Please note that there are certain work sites on campus where, for reasons of safety, overcrowding or privacy of clients, it has been deemed inappropriate to host student visitors. Parents must be prepared to drop off and pick up their son/daughter at tour locations.
All students participating in the Take our Kids to Work program must be provided with a safety orientation, at the start of the day, delivered by their parent or department designate.
The orientation will include (but not be limited to) the health and safety awareness topics, such as.
- Hazards in the workplace
- Workplace Hazardous Materials Information System (WHMIS) as appropriate the department’s Fire Safety Plan
- Safe equipment use and observation points
- Personal protective clothing needed, as applicable, and
- Emergency procedures
Other work-site specific topics should be discussed at this time. The requirement to “observe only” versus tasks that the student may perform must be stressed. Under no circumstances shall students be permitted to operate motorized vehicles or farm equipment.
Parent, Host Department and authorizing Supervisor:
It is your responsibility to ensure the safety of any participants in the Take our Kids to Work program that you are have allowed into your workplace. A safety orientation must be conducted at the start of the day, either by the parent, a departmental designate or the supervising employee. Please ensure the safety tips outlined below are discussed with the students as they relate to your workplace.
- Welcome and introduction
- Discuss how the Occupational Health and Safety Act applies to our workplace
- Review the University’s commitment through the Health and Safety Policy
- Explain Safety Administration at the University of Guelph (through responsible management: President, VPAC, VPAT, PEC, Deans/Directors, Supervisors, Workers and with input from Joint Health and Safety Committees and Health and Safety Representatives)
- Share the Resources at the University – Campus Community Police and Fire Prevention, Environmental Health and Safety, Occupational Health and Wellness, Student Health Services, etc)
Explain physical, chemical, biological and ergonomic hazards and the programs and controls in place to prevent injury and illness.
- Impress upon them the importance of good hygiene practices (especially hand washing)
Workplace Hazardous Materials Information System (WHMIS)
- Workplace Hazardous Materials Information System (WHMIS) is a way that you can learn about the hazardous materials you may work with on the job. Warning labels provide basic information about hazardous materials. They are included on all containers of hazardous materials in the workplace
- Material Safety Data Sheets (MSDSs) give details about materials and their hazards
- Show the student how you read the warning label each time you use a product.
- Tell them of the requirement to report to your supervisor if a label is damaged or missing
Explain fire safety, including how to sound the fire alarm if they notice signs of a fire, the location of emergency exits and where to evacuate to
- Make sure stairways and exits are not cluttered with junk or blocked by machinery
- Explain expectations regarding smoking on campus
Explain the University’s injury reporting process.
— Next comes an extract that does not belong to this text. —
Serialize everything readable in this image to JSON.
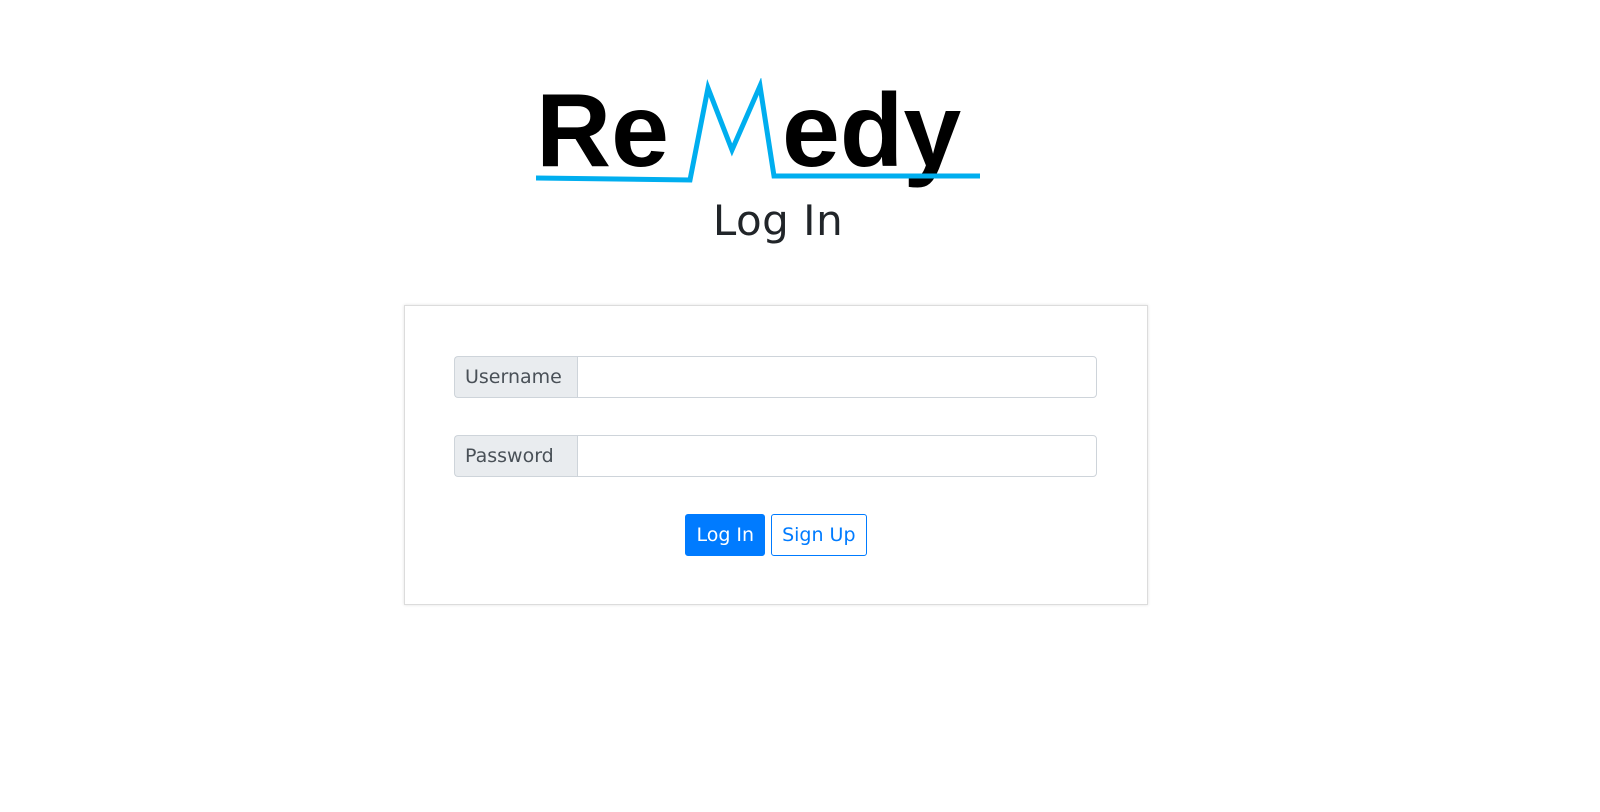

Tell participants to inform you of any injuries sustained during the day
- Explain where the first aid station is, location of phones and emergency number 519-824-4120 ext. 2000
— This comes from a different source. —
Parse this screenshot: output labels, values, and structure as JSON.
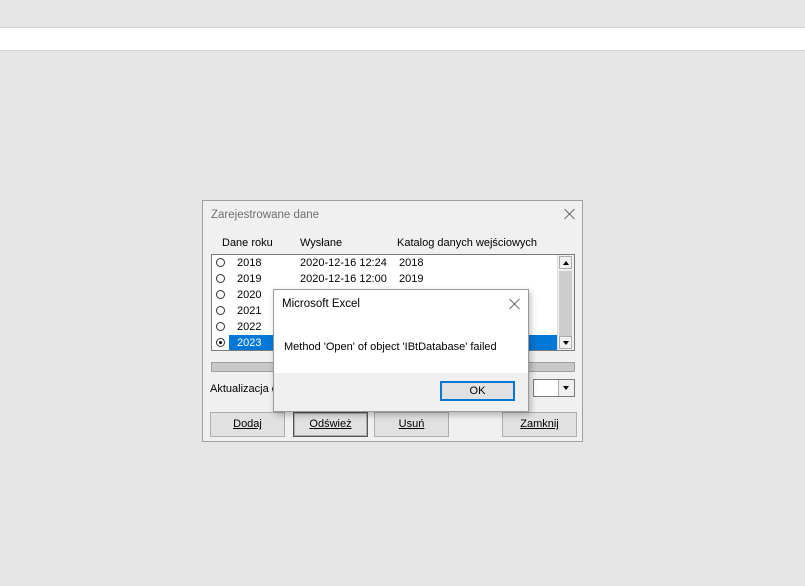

- Ensure the student is wearing clothing that is suitable for your workplace
- If you work with moving pieces of machinery, ensure they stay back while observing, especially where loose clothing or jewelry could become tangled
- If they have long hair, ensure they tie their hair back, as appropriate
Personal Protective Equipment (PPE)
- Ensure appropriate PPE is worn for visiting and observing in the lab, i.e. lab coats, safety glasses or goggles, gloves etc may be required.
- Ensure you demonstrate safety precautions.
- Explain what the student will be and won’t be allowed to do; what they will only observe and what tasks they can carry out
- If they perform tasks, such as lifting, demonstrate how to size up the load and test the weight; if it appears too heavy to manage, do not lift it.
Finally, encourage your Take our Kids to Work day participants to ask questions and learn!